Hoggard’s assist to turnover ratio of almost two-to-one was pretty impressive for a freshman who really wasn’t supposed to get as many minutes as he played. Aside from those numbers the team seemed to run more fluid and better whenever Hoggard was in the game, especially in transition. On defense, Hoggard flashed potential, using his strength and his short area quickness to bother opponents.


Hoggard made numerous freshman mistakes, which certainly isn‘t anything to worry about in the long run. His shooting numbers, though, were just abysmal as he barely shot over 30 percent from the field and way below 20 percent from the three-point line. It seemed as if he oftentimes wasn’t sure if he should interpret his point guard role as a scorer or a passer, thus never truly finding a real balance between the two. Hoggard too often got caught in unfavorable situations, especially when driving into the lane. While he has the ability to keep his dribble alive in any situation, his mind made him panic quite a bit when caught inside the paint. Except for a few makes here and there, his outside shot was almost nonexistent, and he needs serious improvement in that area over the summer. It would also open up the rest of the court and enable him to use his tremendous driving ability even more if were able to shoot more efficiently from behind the arc.
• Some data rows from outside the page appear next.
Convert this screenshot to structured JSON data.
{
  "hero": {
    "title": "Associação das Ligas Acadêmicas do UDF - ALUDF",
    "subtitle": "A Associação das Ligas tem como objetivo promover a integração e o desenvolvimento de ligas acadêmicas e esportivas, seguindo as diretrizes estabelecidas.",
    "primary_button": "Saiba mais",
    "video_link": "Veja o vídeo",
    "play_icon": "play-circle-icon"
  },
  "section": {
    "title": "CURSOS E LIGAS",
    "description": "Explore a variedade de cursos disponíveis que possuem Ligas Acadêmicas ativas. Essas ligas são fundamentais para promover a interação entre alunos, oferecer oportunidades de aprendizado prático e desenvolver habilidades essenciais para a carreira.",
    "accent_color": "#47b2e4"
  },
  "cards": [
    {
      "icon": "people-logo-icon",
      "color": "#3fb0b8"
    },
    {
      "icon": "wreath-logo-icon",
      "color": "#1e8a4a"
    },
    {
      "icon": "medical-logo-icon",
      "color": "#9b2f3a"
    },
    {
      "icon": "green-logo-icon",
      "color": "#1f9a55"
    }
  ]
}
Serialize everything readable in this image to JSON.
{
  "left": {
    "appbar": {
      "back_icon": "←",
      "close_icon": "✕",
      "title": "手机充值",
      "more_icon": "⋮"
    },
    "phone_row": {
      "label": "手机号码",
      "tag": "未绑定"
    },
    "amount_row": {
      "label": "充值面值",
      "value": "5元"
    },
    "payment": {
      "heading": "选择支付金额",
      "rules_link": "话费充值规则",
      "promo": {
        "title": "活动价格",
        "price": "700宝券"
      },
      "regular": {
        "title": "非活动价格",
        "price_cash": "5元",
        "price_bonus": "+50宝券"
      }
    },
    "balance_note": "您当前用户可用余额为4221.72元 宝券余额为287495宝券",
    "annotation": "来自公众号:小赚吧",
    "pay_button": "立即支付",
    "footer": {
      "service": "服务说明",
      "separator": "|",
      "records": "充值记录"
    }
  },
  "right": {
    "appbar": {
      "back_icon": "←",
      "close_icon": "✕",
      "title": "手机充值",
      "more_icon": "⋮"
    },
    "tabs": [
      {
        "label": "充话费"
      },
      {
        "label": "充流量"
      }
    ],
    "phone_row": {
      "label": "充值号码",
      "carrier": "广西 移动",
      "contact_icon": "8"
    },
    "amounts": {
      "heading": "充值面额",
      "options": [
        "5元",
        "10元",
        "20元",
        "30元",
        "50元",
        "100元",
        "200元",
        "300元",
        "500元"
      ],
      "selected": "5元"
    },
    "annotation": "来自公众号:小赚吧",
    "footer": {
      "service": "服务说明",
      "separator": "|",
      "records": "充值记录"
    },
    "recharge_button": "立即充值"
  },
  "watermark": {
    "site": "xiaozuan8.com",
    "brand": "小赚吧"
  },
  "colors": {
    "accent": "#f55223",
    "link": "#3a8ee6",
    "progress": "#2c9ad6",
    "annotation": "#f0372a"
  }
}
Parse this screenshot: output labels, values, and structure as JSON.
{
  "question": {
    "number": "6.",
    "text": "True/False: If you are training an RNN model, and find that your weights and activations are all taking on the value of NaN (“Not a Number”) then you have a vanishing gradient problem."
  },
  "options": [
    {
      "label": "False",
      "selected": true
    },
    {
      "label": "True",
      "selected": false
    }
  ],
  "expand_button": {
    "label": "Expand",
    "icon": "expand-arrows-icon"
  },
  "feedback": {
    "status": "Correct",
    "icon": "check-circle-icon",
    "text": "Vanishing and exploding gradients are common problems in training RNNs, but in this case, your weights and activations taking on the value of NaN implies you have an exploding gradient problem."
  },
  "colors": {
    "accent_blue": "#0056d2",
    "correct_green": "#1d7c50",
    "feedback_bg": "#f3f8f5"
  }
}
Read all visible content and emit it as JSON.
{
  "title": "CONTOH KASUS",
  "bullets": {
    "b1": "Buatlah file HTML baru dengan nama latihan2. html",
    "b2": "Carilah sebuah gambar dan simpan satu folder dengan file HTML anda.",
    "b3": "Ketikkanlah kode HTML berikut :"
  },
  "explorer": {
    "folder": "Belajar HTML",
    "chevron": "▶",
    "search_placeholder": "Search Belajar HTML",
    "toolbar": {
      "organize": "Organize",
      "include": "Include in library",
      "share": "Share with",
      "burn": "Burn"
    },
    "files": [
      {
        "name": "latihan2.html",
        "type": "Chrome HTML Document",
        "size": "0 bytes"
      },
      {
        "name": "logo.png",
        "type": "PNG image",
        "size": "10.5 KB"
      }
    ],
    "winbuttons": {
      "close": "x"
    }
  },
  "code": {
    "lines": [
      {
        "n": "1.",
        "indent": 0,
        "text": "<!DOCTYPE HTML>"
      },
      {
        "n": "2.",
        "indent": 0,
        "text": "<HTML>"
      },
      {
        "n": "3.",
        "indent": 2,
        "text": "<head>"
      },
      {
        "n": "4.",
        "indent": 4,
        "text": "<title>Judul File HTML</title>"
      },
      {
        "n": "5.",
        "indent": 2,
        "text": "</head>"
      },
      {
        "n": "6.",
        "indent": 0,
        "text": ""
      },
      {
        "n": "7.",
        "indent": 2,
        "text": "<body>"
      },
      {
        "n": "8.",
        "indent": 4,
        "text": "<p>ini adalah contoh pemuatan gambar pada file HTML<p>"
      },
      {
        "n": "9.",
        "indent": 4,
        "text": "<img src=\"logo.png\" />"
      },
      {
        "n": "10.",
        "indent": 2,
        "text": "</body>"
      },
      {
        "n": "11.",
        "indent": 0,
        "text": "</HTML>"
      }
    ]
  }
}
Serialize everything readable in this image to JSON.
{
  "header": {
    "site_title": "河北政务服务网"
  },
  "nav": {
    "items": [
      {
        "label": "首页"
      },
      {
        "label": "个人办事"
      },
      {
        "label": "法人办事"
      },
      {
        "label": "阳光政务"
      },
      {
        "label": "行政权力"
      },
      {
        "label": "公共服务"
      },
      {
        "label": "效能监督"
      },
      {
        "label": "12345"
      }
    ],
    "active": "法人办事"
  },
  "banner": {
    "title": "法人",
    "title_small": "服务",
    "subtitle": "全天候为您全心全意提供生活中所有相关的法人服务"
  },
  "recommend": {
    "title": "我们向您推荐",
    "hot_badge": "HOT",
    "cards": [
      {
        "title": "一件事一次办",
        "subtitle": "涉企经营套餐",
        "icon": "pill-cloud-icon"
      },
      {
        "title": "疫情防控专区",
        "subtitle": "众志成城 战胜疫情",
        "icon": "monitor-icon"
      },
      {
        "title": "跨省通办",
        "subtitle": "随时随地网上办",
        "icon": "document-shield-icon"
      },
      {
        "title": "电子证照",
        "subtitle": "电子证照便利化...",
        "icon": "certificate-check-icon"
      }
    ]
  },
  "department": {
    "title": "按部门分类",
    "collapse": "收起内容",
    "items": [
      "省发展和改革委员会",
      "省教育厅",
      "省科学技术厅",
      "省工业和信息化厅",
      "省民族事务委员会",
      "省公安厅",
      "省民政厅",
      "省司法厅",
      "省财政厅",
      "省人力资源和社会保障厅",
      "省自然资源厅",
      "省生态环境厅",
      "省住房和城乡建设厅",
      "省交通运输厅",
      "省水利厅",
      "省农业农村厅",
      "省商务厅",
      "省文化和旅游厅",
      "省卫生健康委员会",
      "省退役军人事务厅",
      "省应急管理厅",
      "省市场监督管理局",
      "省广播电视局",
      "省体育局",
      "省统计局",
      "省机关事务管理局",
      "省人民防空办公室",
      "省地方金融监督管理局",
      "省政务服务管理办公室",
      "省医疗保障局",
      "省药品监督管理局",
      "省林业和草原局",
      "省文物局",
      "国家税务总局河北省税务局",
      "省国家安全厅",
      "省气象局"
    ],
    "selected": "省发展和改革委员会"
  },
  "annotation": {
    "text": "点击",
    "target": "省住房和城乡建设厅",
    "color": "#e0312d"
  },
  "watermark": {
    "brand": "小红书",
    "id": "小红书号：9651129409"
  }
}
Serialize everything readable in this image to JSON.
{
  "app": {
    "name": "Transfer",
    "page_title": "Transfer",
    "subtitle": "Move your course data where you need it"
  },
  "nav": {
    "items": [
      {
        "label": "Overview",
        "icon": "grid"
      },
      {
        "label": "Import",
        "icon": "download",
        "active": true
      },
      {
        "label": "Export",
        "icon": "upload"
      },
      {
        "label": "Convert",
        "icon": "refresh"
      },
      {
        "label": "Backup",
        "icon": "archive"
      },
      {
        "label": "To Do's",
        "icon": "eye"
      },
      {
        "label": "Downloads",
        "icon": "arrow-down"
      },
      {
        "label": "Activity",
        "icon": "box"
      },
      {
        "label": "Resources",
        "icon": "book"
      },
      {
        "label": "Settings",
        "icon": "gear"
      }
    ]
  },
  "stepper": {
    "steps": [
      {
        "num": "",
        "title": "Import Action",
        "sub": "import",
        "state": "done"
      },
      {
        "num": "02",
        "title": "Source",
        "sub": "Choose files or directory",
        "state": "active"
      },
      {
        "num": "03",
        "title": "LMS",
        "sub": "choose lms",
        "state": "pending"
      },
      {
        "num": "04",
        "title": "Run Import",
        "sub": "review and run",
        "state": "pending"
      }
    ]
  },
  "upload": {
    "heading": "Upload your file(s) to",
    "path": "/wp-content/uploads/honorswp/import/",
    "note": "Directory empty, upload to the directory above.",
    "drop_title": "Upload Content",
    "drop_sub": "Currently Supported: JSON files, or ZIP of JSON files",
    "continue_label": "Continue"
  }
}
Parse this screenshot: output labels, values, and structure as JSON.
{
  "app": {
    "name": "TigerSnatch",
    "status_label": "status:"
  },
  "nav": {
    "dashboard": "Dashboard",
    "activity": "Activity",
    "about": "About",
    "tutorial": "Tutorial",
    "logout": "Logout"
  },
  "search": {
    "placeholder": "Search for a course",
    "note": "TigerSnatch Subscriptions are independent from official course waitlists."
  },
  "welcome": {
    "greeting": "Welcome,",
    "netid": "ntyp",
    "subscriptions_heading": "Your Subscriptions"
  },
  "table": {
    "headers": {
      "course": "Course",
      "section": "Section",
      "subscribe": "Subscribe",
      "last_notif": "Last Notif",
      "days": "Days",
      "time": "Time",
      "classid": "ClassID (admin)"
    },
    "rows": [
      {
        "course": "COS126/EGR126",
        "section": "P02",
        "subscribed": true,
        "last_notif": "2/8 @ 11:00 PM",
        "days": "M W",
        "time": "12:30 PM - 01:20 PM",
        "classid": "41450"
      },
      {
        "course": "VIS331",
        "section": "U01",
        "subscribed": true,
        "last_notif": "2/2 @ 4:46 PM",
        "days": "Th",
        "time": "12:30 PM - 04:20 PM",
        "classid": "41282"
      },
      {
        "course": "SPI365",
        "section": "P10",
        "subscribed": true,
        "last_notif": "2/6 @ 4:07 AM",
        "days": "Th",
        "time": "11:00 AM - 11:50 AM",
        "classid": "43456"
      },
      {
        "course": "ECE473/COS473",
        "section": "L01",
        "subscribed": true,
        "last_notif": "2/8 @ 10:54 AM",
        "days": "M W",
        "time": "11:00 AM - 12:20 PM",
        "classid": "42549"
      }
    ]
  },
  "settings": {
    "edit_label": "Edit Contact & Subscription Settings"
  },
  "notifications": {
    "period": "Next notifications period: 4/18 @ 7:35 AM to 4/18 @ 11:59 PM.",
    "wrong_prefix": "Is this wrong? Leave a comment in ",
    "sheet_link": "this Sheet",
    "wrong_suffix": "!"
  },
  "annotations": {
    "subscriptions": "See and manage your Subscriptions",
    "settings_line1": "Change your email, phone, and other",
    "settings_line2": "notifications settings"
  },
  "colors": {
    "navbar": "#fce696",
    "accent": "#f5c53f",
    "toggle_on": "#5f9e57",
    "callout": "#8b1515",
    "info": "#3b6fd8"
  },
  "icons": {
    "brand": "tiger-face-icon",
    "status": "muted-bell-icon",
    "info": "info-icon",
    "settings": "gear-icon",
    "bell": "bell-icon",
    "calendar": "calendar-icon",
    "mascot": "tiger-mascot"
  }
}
Many of Hoggard’s mental lapses have to be attributed to his youth, especially considering how he was thrown into a tough situation. Being asked to lead a struggling team as a freshman point guard is not easy. It becomes harder, though, if you also struggle with your shot, decision-making and the finer nuances of play-making. Hoggard looked a little heavy throughout the year, and he would probably profit from shedding some bad weight over the offseason as well.


Despite his poor shooting numbers, Hoggard showed some things that should make everyone optimistic for his future. His natural ability to penetrate is of tremendous value in college basketball and his passing instincts are legit. The issue now is that Hoggard might struggle to find minutes next to transfer Tyson Walker and true freshman Jaden Akins. This could seriously hurt his development. But nobody should be surprised if he continues to push for minutes and also earns them with his physical play down the road.